For starters, I am not a fan of our basal series...or any basal series for that matter. Soooooo I have adopted the Fountas and Pinnell Word Study program in my class.
The main philosophy behind it is that we want our students to take ownership of their learning and apply spelling strategies to their writing. Sounds good, right?
At the beginning of the year (so on Tuesday) I will give my students the Words Their Way primary spelling assessment. Based on this assessment I will pair my students up to create "Spelling Buddies." These pairings will probably only change once or twice over the course of the year (unless there is a bad match here or there). I also use this assessment to help me plan which word sorts to place at the Word Work station during Daily 5 for different groups of students.
Here's what it looks like in my room:
Monday: I introduce the spelling pattern for the week (will correlate to the Phonics Dance this year). Then the kids brainstorm a very large list sometimes upwards of 30 words that have the same spelling pattern(s). Finally, each student chooses the 10 words he/she wants to learn for the week, which means if I have 28 students like I do right now, then there could be 28 different spelling lists. I have my students write their words on two index cards - one to take home to study and one to keep at school in their spelling pocket for the week.
Over the three years I have used this "program" I have found that the trick to having individual spelling lists is modeling how to trouble-shoot. For example, What happens when your buddy can't read one of your spelling words? (a common problem in my room)
Tuesday: The spelling activity for Tuesday is called Look, Say, Cover, Write, Check. The directions are exactly that: Look at the word, Say the word (and spell it out loud), Cover your list, Write the word, Check the word. If you get it right, move on. If you get it wrong, try again. If after three attempts you still did not get it right, copy the word correctly and circle the part of the word that was tricky. This is done in their word study notebooks.
Wednesday: Buddy Check. My students love this. They sit with their spelling buddy, trade cards, and take turns quizzing each other. They key here is modeling how to check their buddy's answers and talk about tricky parts of words.
Thursday: The activity on Thursday is called "Making Connections." I tried and didn't love the "looks like/sounds like" sheet reccommended by Fountas and Pinnell, so I decided to change this day a little. I usually do a "making and breaking" words activity with individual white boards ("Write rain. Now erase one letter to make main) or a word sort...something to get their minds making connections between words.
Friday: Buddy Test! This looks just like Buddy Check, only this time buddies get to use cool red pens to grade their buddy's spelling test. I actually take the scores as a grade (of course I glance down the list to make sure the scores are accurate)!
Here is a picture of the word study board in our classroom:
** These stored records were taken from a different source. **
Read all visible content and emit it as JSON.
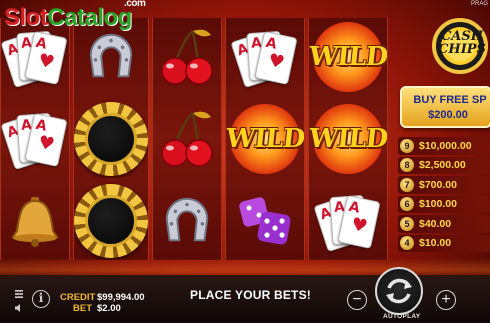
{
  "watermark": {
    "slot": "Slot",
    "catalog": "Catalog",
    "tld": ".com"
  },
  "provider_label": "PRAG",
  "logo": {
    "line1": "CASH",
    "line2": "CHIPS"
  },
  "buy_feature": {
    "label": "BUY FREE SP",
    "price": "$200.00"
  },
  "paytable": [
    {
      "count": "9",
      "value": "$10,000.00"
    },
    {
      "count": "8",
      "value": "$2,500.00"
    },
    {
      "count": "7",
      "value": "$700.00"
    },
    {
      "count": "6",
      "value": "$100.00"
    },
    {
      "count": "5",
      "value": "$40.00"
    },
    {
      "count": "4",
      "value": "$10.00"
    }
  ],
  "reels": [
    [
      "cards",
      "cards",
      "bell"
    ],
    [
      "horseshoe",
      "chip",
      "chip"
    ],
    [
      "cherries",
      "cherries",
      "horseshoe"
    ],
    [
      "cards",
      "wild",
      "dice"
    ],
    [
      "wild",
      "wild",
      "cards"
    ]
  ],
  "wild_label": "WILD",
  "card_rank": "A",
  "card_suit": "♥",
  "status": {
    "credit_label": "CREDIT",
    "credit_value": "$99,994.00",
    "bet_label": "BET",
    "bet_value": "$2.00",
    "message": "PLACE YOUR BETS!"
  },
  "controls": {
    "minus": "−",
    "plus": "+",
    "autoplay": "AUTOPLAY"
  },
  "colors": {
    "accent_gold": "#f2b632",
    "background_red": "#b5220f",
    "panel_text_blue": "#1d2a8c"
  }
}
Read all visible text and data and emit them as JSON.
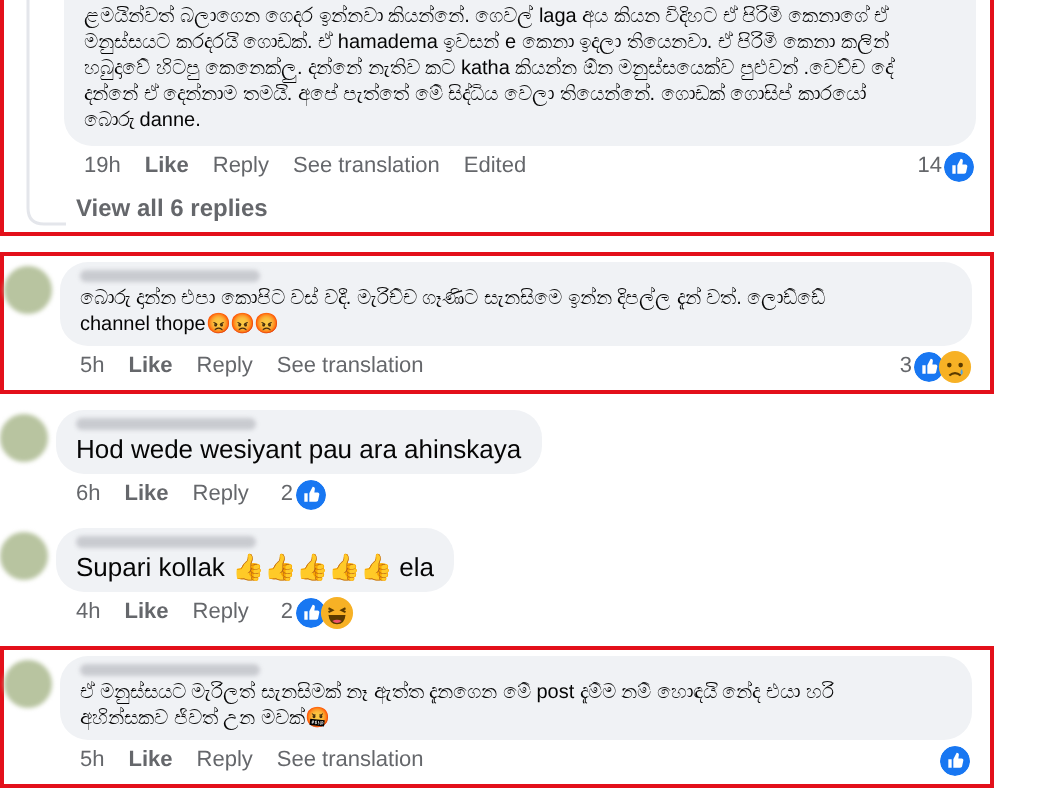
{
  "comments": [
    {
      "cut_off_top": true,
      "highlighted": true,
      "lines": [
        "ළමයින්වත් බලාගෙන ගෙදර ඉන්නවා කියන්නේ. ගෙවල් laga අය කියන විදිහට ඒ පිරිමි කෙනාගේ ඒ",
        "මනුස්සයට කරදරයි ගොඩක්. ඒ hamadema ඉවසන් e කෙනා ඉදලා තියෙනවා. ඒ පිරිමි කෙනා කලින්",
        "හබුදාවේ හිටපු කෙනෙක්ලු. දන්නේ නැතිව කට katha කියන්න ඕන මනුස්සයෙක්ව පුළුවන් .වෙච්ච දේ",
        "දන්නේ ඒ දෙන්නාම තමයි. අපේ පැත්තේ මේ සිද්ධිය වෙලා තියෙන්නේ. ගොඩක් ගොසිප් කාරයෝ",
        "බොරු danne."
      ],
      "time": "19h",
      "actions": [
        {
          "label": "Like",
          "kind": "like"
        },
        {
          "label": "Reply",
          "kind": "reply"
        },
        {
          "label": "See translation",
          "kind": "translate"
        },
        {
          "label": "Edited",
          "kind": "note"
        }
      ],
      "reaction_count": "14",
      "reactions": [
        {
          "kind": "like"
        }
      ],
      "view_replies": "View all 6 replies"
    },
    {
      "cut_off_top": false,
      "highlighted": true,
      "lines": [
        "බොරු දාන්න එපා කොපිට වස් වදී. මැරිච්ච ගෑණිට සැනසිමෙ ඉන්න දිපල්ල දැන් වත්. ලොඩ්ඩේ",
        "channel thope😡😡😡"
      ],
      "time": "5h",
      "actions": [
        {
          "label": "Like",
          "kind": "like"
        },
        {
          "label": "Reply",
          "kind": "reply"
        },
        {
          "label": "See translation",
          "kind": "translate"
        }
      ],
      "reaction_count": "3",
      "reactions": [
        {
          "kind": "like"
        },
        {
          "kind": "sad"
        }
      ]
    },
    {
      "cut_off_top": false,
      "highlighted": false,
      "lines": [
        "Hod wede wesiyant pau ara ahinskaya"
      ],
      "time": "6h",
      "actions": [
        {
          "label": "Like",
          "kind": "like"
        },
        {
          "label": "Reply",
          "kind": "reply"
        }
      ],
      "reaction_count": "2",
      "reactions": [
        {
          "kind": "like"
        }
      ]
    },
    {
      "cut_off_top": false,
      "highlighted": false,
      "lines": [
        "Supari kollak 👍👍👍👍👍 ela"
      ],
      "time": "4h",
      "actions": [
        {
          "label": "Like",
          "kind": "like"
        },
        {
          "label": "Reply",
          "kind": "reply"
        }
      ],
      "reaction_count": "2",
      "reactions": [
        {
          "kind": "like"
        },
        {
          "kind": "haha"
        }
      ]
    },
    {
      "cut_off_top": false,
      "highlighted": true,
      "lines": [
        "ඒ මනුස්සයට මැරිලත් සැනසිමක් නෑ ඇත්ත දැනගෙන මේ post දැම්ම නම් හොඳයි නේද එයා හරි",
        "අහින්සකව ජිවත් උන මවක්🤬"
      ],
      "time": "5h",
      "actions": [
        {
          "label": "Like",
          "kind": "like"
        },
        {
          "label": "Reply",
          "kind": "reply"
        },
        {
          "label": "See translation",
          "kind": "translate"
        }
      ],
      "reactions": [
        {
          "kind": "like"
        }
      ]
    }
  ]
}
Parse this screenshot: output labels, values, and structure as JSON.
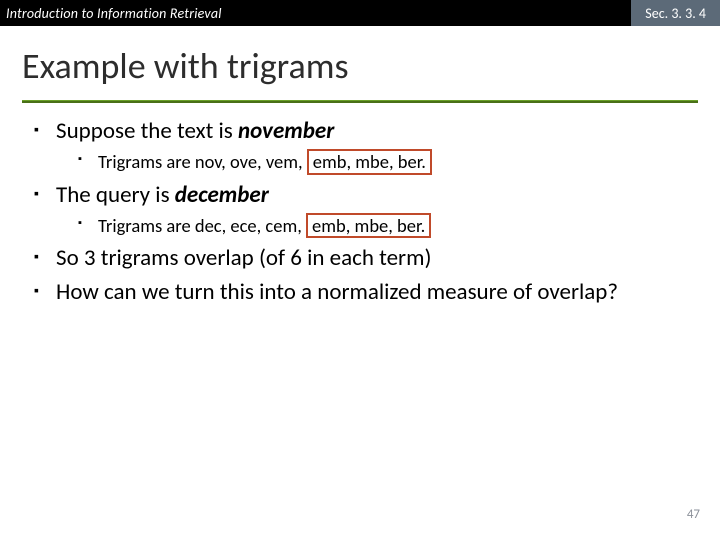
{
  "header": {
    "left": "Introduction to Information Retrieval",
    "right": "Sec. 3. 3. 4"
  },
  "title": "Example with trigrams",
  "bullets": {
    "b1": {
      "pre": "Suppose the text is ",
      "em": "november"
    },
    "b1a": {
      "pre": "Trigrams are ",
      "plain": "nov, ove, vem, ",
      "boxed": "emb, mbe, ber."
    },
    "b2": {
      "pre": "The query is ",
      "em": "december"
    },
    "b2a": {
      "pre": "Trigrams are ",
      "plain": "dec, ece, cem, ",
      "boxed": "emb, mbe, ber."
    },
    "b3": "So 3 trigrams overlap (of 6 in each term)",
    "b4": "How can we turn this into a normalized measure of overlap?"
  },
  "pagenum": "47"
}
Ok, this pic isn't great - I'll take a better one tomorrow. But for now, the word study board is all the way to the left. The pockets are where students keep their spelling lists. The thin red poster has clothes pins on each side that designate the spelling buddies, and the other red poster is a Monday-Friday reminder of the spelling activities I explained above.
Ok that's it for now. One more day of PD, then to the airport to meet the fam for a trip to Boston, and then the first day of school!!! I'd love to hear how you all teach spelling in your rooms!